And memory goes back even beyond our living memory. Basil Todd (pronounced Bay-sil, like the spice, not Baa-sil like the Rathbone) was born in 1891 on Sunset View Farm, located on the east Redkill Ridge, looking west over the Redkill Valley. Today, the road leading to that boyhood farm bears Basil Todd’s name.
The memories in his letters include memories from before his birth, from his grandmother’s time. A doctor’s bill, for example, found among her papers reveals the price of two days of medical care provided by Dr. John M. Banker in May 1873 – four dollars!
There were four doctors in Fleischmanns in Basil Todd’s day, three drug stores, four grocery stores, two barbershops and 32 hotels and boarding houses. As a 16-year-old, Basil helped build the dam that created Lake Switzerland. Just a couple of years ago, the State of New York demolished that dam and returned that artificial lake, located across from the St. Regis Hotel, to the Vly Creek streambed.
Lake Switzerland was built by Charles Vermilyea in 1907 for summer recreation – boating and swimming – and winter ice harvest. The dam was destroyed in the early 21st century to prevent catastrophic failure and the destructive flooding such failure would bring.

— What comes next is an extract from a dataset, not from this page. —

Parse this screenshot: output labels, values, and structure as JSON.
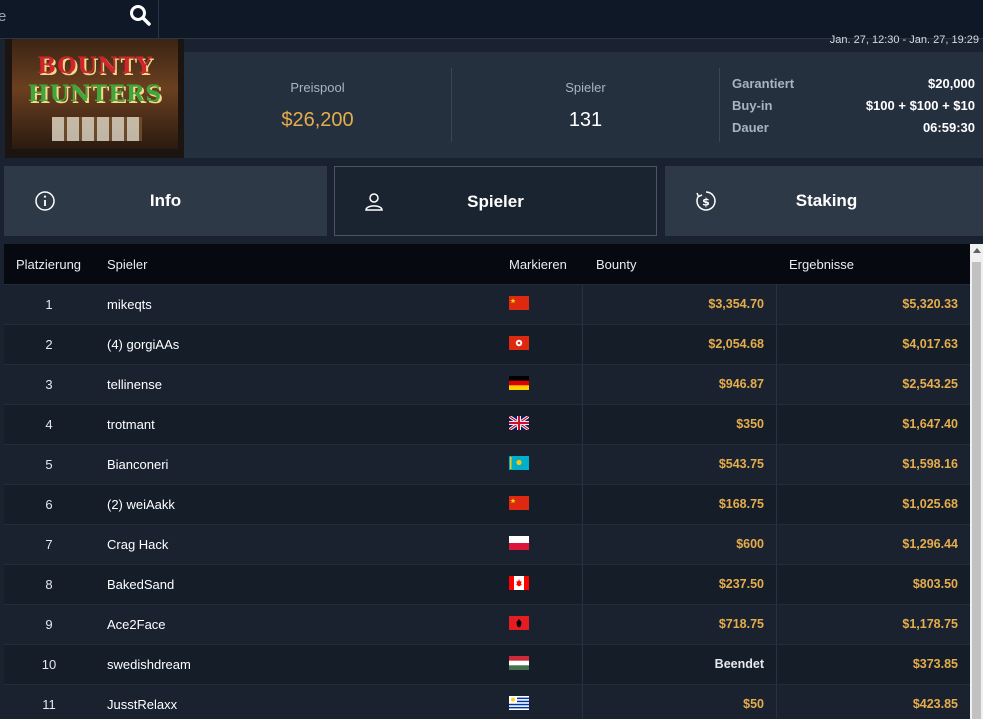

Basil Todd experienced catastrophe himself when he and his young wife went away for a few days in October 1912. At that time, they lived in a house on the road to the Fleischmanns train depot, near today’s Hasay Realty office. Their house burned to the ground while the young couple was out of town, destroying all their earthly goods. Just a few weeks back, quick work by the Fleischmanns Volunteer Fire Department on a Sunday night, prevented another fire in the same neighborhood from becoming such a catastrophe.
Signing his letters, B.C. Todd, Basil seemed to revel in the fact that he and Bill Morrison were the “oldest surviving ‘Natives’ of Griffin Corners and Fleischmanns and vicinity.” His memory went back all the way to Matthew Griffin, pioneer founder of that settlement, who was a 95-year-old dealer in wool and hides when Basil Todd was a boy. Matthew Griffin was also a “pettifogger,” our letter-writer’s term for one who practiced law without any formal legal training. Griffin’s son, DeWitt, was a trained lawyer who practiced his profession out of an office in today’s Valkyrian Motel on Fleischmanns’ Main Street.
Basil Todd’s granddaughter remembers him as a highly social and gregarious man, well liked in his community, who was always interested in politics and current events. His extroverted nature is perhaps suggested by his own memory of a suit of clothes he bought one Easter season in Halpern’s Department Store on the main drag in Fleischmanns. That store “carried a very complete line of merchandise, such as Hart, Schaffner & Marx men’s suits, Crosset patent leather shoes and other popular brands of the times and a complete line of women’s wear.”
That particular Easter, Basil Todd walked out of the store in “a green suit of clothes, green shoes and a green derby hat with a red feather in it, all purchased from Halpern’s.” An extrovert’s outfit if I ever heard of one!
Basil Todd left his father’s Redkill Ridge farm at the age of 17 to go to college to learn to be a telegraph operator and bookkeeper. He operated the telegraph at the Fleischmanns Railroad station where the aforementioned Charles Vermilyea was the station agent. Basil also worked during his long life as a carpenter, tax assessor, door-to-door vegetable salesman, and caretaker of the Emery Estate up in Highmount.
It is fitting that a road is named after him. He operated a steamroller one summer when the Redkill Road was first built for automobile traffic.
Basil Todd died in 1973 just before his 83rd birthday. The historical letters he wrote two years earlier left some of what he remembered to the rest of us. We can all learn from that example.
© William Birns